• Task prompt: Repeat the data below in full and exactly.

[Entries from a dataset of interfaces]

□ □ □ □

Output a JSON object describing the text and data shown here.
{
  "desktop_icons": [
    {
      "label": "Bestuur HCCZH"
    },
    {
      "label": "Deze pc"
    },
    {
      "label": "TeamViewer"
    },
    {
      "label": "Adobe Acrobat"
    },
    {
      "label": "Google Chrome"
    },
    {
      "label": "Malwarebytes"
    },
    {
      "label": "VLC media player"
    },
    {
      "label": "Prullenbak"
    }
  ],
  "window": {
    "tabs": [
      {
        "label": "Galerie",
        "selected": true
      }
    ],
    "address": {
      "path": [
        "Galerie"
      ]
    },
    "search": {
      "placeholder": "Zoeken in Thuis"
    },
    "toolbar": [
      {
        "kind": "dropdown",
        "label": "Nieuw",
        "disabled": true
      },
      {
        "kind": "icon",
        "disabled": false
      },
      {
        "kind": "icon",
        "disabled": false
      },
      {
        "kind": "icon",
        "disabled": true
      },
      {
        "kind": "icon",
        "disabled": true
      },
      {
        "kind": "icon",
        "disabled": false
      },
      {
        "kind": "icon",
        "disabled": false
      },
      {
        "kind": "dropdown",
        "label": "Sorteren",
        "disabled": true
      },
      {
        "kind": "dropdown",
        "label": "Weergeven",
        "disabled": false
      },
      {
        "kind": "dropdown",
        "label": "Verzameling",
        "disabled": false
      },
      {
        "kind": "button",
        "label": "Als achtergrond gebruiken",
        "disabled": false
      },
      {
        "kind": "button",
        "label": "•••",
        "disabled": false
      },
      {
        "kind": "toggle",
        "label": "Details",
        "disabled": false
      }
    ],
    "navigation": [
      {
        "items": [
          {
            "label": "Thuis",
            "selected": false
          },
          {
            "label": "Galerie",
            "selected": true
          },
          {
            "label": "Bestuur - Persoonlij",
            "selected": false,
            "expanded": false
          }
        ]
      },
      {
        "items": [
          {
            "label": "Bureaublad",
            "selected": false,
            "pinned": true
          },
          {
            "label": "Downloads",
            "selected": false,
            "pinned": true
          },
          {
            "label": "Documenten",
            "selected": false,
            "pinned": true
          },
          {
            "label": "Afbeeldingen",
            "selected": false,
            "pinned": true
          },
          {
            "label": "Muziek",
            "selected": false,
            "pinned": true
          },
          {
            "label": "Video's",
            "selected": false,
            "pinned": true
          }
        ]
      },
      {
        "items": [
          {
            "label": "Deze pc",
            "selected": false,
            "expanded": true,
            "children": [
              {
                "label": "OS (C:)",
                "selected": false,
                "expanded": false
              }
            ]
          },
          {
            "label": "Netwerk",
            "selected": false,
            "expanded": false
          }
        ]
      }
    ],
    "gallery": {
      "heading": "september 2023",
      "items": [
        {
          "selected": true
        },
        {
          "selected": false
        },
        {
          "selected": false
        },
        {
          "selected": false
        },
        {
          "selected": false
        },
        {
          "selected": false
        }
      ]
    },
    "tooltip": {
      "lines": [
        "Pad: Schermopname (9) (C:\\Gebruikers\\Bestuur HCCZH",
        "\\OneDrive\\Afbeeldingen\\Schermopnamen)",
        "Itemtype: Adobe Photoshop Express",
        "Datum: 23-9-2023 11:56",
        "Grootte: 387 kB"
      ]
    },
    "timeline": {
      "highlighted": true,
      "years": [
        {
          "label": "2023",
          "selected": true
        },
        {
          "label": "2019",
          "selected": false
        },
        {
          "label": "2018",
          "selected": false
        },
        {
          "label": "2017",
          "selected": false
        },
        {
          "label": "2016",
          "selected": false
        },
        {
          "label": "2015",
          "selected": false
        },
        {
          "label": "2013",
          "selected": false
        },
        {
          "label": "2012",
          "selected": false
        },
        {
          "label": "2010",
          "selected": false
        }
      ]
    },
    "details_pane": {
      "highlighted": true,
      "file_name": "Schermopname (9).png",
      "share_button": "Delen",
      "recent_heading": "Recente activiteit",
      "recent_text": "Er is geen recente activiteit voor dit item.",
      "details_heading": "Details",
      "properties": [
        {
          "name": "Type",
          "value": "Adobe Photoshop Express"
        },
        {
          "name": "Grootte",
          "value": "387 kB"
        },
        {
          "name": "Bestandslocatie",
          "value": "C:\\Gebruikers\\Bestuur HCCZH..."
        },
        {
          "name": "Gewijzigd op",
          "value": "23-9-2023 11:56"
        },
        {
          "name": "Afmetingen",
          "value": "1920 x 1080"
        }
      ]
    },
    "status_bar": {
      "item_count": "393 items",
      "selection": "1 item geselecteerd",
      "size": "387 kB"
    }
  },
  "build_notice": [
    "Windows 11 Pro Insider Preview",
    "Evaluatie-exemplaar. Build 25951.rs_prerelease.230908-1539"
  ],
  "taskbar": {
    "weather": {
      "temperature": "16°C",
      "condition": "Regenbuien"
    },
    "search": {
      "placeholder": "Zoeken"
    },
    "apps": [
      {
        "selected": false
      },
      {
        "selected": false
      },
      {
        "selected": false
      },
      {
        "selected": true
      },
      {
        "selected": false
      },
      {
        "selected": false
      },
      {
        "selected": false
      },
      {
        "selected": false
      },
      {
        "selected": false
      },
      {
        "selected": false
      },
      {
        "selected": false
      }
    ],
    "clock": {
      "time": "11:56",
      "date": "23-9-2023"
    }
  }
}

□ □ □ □

• Reply:
Output a JSON object describing the text and data shown here.
{
  "desktop_icons": [
    {
      "label": "Bestuur HCCZH"
    },
    {
      "label": "Deze pc"
    },
    {
      "label": "TeamViewer"
    },
    {
      "label": "Adobe Acrobat"
    },
    {
      "label": "Google Chrome"
    },
    {
      "label": "Malwarebytes"
    },
    {
      "label": "VLC media player"
    },
    {
      "label": "Prullenbak"
    }
  ],
  "window": {
    "tabs": [
      {
        "label": "Galerie",
        "selected": true
      }
    ],
    "address": {
      "path": [
        "Galerie"
      ]
    },
    "search": {
      "placeholder": "Zoeken in Thuis"
    },
    "toolbar": [
      {
        "kind": "dropdown",
        "label": "Nieuw",
        "disabled": true
      },
      {
        "kind": "icon",
        "disabled": false
      },
      {
        "kind": "icon",
        "disabled": false
      },
      {
        "kind": "icon",
        "disabled": true
      },
      {
        "kind": "icon",
        "disabled": true
      },
      {
        "kind": "icon",
        "disabled": false
      },
      {
        "kind": "icon",
        "disabled": false
      },
      {
        "kind": "dropdown",
        "label": "Sorteren",
        "disabled": true
      },
      {
        "kind": "dropdown",
        "label": "Weergeven",
        "disabled": false
      },
      {
        "kind": "dropdown",
        "label": "Verzameling",
        "disabled": false
      },
      {
        "kind": "button",
        "label": "Als achtergrond gebruiken",
        "disabled": false
      },
      {
        "kind": "button",
        "label": "•••",
        "disabled": false
      },
      {
        "kind": "toggle",
        "label": "Details",
        "disabled": false
      }
    ],
    "navigation": [
      {
        "items": [
          {
            "label": "Thuis",
            "selected": false
          },
          {
            "label": "Galerie",
            "selected": true
          },
          {
            "label": "Bestuur - Persoonlij",
            "selected": false,
            "expanded": false
          }
        ]
      },
      {
        "items": [
          {
            "label": "Bureaublad",
            "selected": false,
            "pinned": true
          },
          {
            "label": "Downloads",
            "selected": false,
            "pinned": true
          },
          {
            "label": "Documenten",
            "selected": false,
            "pinned": true
          },
          {
            "label": "Afbeeldingen",
            "selected": false,
            "pinned": true
          },
          {
            "label": "Muziek",
            "selected": false,
            "pinned": true
          },
          {
            "label": "Video's",
            "selected": false,
            "pinned": true
          }
        ]
      },
      {
        "items": [
          {
            "label": "Deze pc",
            "selected": false,
            "expanded": true,
            "children": [
              {
                "label": "OS (C:)",
                "selected": false,
                "expanded": false
              }
            ]
          },
          {
            "label": "Netwerk",
            "selected": false,
            "expanded": false
          }
        ]
      }
    ],
    "gallery": {
      "heading": "september 2023",
      "items": [
        {
          "selected": true
        },
        {
          "selected": false
        },
        {
          "selected": false
        },
        {
          "selected": false
        },
        {
          "selected": false
        },
        {
          "selected": false
        }
      ]
    },
    "tooltip": {
      "lines": [
        "Pad: Schermopname (9) (C:\\Gebruikers\\Bestuur HCCZH",
        "\\OneDrive\\Afbeeldingen\\Schermopnamen)",
        "Itemtype: Adobe Photoshop Express",
        "Datum: 23-9-2023 11:56",
        "Grootte: 387 kB"
      ]
    },
    "timeline": {
      "highlighted": true,
      "years": [
        {
          "label": "2023",
          "selected": true
        },
        {
          "label": "2019",
          "selected": false
        },
        {
          "label": "2018",
          "selected": false
        },
        {
          "label": "2017",
          "selected": false
        },
        {
          "label": "2016",
          "selected": false
        },
        {
          "label": "2015",
          "selected": false
        },
        {
          "label": "2013",
          "selected": false
        },
        {
          "label": "2012",
          "selected": false
        },
        {
          "label": "2010",
          "selected": false
        }
      ]
    },
    "details_pane": {
      "highlighted": true,
      "file_name": "Schermopname (9).png",
      "share_button": "Delen",
      "recent_heading": "Recente activiteit",
      "recent_text": "Er is geen recente activiteit voor dit item.",
      "details_heading": "Details",
      "properties": [
        {
          "name": "Type",
          "value": "Adobe Photoshop Express"
        },
        {
          "name": "Grootte",
          "value": "387 kB"
        },
        {
          "name": "Bestandslocatie",
          "value": "C:\\Gebruikers\\Bestuur HCCZH..."
        },
        {
          "name": "Gewijzigd op",
          "value": "23-9-2023 11:56"
        },
        {
          "name": "Afmetingen",
          "value": "1920 x 1080"
        }
      ]
    },
    "status_bar": {
      "item_count": "393 items",
      "selection": "1 item geselecteerd",
      "size": "387 kB"
    }
  },
  "build_notice": [
    "Windows 11 Pro Insider Preview",
    "Evaluatie-exemplaar. Build 25951.rs_prerelease.230908-1539"
  ],
  "taskbar": {
    "weather": {
      "temperature": "16°C",
      "condition": "Regenbuien"
    },
    "search": {
      "placeholder": "Zoeken"
    },
    "apps": [
      {
        "selected": false
      },
      {
        "selected": false
      },
      {
        "selected": false
      },
      {
        "selected": true
      },
      {
        "selected": false
      },
      {
        "selected": false
      },
      {
        "selected": false
      },
      {
        "selected": false
      },
      {
        "selected": false
      },
      {
        "selected": false
      },
      {
        "selected": false
      }
    ],
    "clock": {
      "time": "11:56",
      "date": "23-9-2023"
    }
  }
}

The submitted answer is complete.